Your goal =
Lift every line from the entries that includes the word "screenshot".

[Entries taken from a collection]
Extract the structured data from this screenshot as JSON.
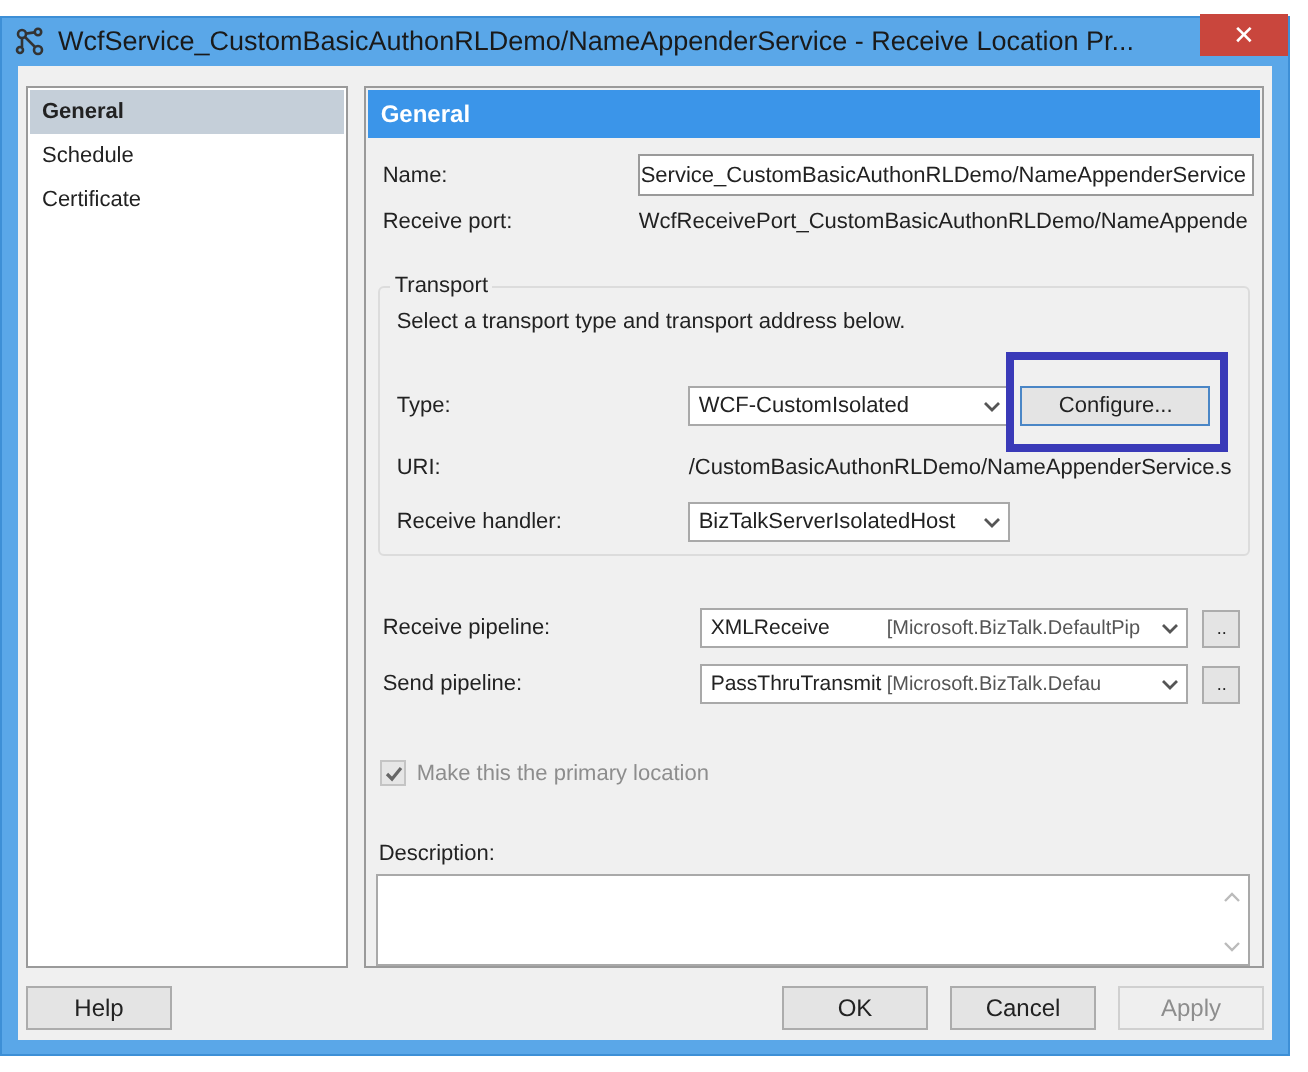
{
  "window": {
    "title": "WcfService_CustomBasicAuthonRLDemo/NameAppenderService - Receive Location Pr...",
    "close": "✕"
  },
  "sidebar": {
    "items": [
      {
        "label": "General",
        "selected": true
      },
      {
        "label": "Schedule",
        "selected": false
      },
      {
        "label": "Certificate",
        "selected": false
      }
    ]
  },
  "panel": {
    "header": "General",
    "name": {
      "label": "Name:",
      "value": "Service_CustomBasicAuthonRLDemo/NameAppenderService"
    },
    "receive_port": {
      "label": "Receive port:",
      "value": "WcfReceivePort_CustomBasicAuthonRLDemo/NameAppende"
    },
    "transport": {
      "legend": "Transport",
      "hint": "Select a transport type and transport address below.",
      "type": {
        "label": "Type:",
        "value": "WCF-CustomIsolated"
      },
      "configure": {
        "label": "Configure...",
        "highlighted": true
      },
      "uri": {
        "label": "URI:",
        "value": "/CustomBasicAuthonRLDemo/NameAppenderService.s"
      },
      "handler": {
        "label": "Receive handler:",
        "value": "BizTalkServerIsolatedHost"
      }
    },
    "pipelines": [
      {
        "label": "Receive pipeline:",
        "value": "XMLReceive",
        "assembly": "[Microsoft.BizTalk.DefaultPip",
        "more": ".."
      },
      {
        "label": "Send pipeline:",
        "value": "PassThruTransmit",
        "assembly": "[Microsoft.BizTalk.Defau",
        "more": ".."
      }
    ],
    "primary": {
      "label": "Make this the primary location",
      "checked": true,
      "disabled": true
    },
    "description": {
      "label": "Description:"
    }
  },
  "buttons": [
    {
      "label": "Help",
      "disabled": false
    },
    {
      "label": "OK",
      "disabled": false
    },
    {
      "label": "Cancel",
      "disabled": false
    },
    {
      "label": "Apply",
      "disabled": true
    }
  ]
}
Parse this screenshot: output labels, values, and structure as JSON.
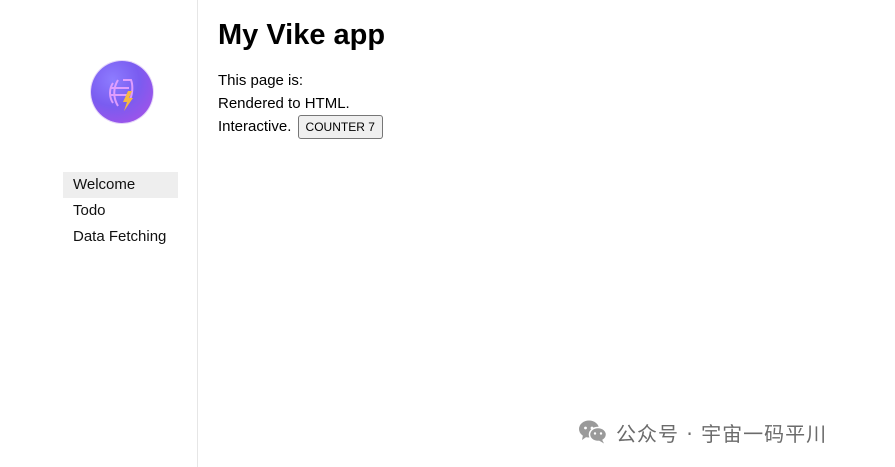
{
  "sidebar": {
    "logo_name": "vike-logo",
    "items": [
      {
        "label": "Welcome",
        "active": true
      },
      {
        "label": "Todo",
        "active": false
      },
      {
        "label": "Data Fetching",
        "active": false
      }
    ]
  },
  "main": {
    "title": "My Vike app",
    "line1": "This page is:",
    "line2": "Rendered to HTML.",
    "line3": "Interactive.",
    "counter_label": "COUNTER 7"
  },
  "watermark": {
    "icon": "wechat-icon",
    "text": "公众号 · 宇宙一码平川"
  },
  "colors": {
    "active_bg": "#eeeeee",
    "logo_start": "#8d7cff",
    "logo_end": "#b04fe6",
    "logo_accent": "#f5b942"
  }
}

Exercise response =
Extract the structured data from this screenshot as JSON.
Parse this screenshot: output labels, values, and structure as JSON.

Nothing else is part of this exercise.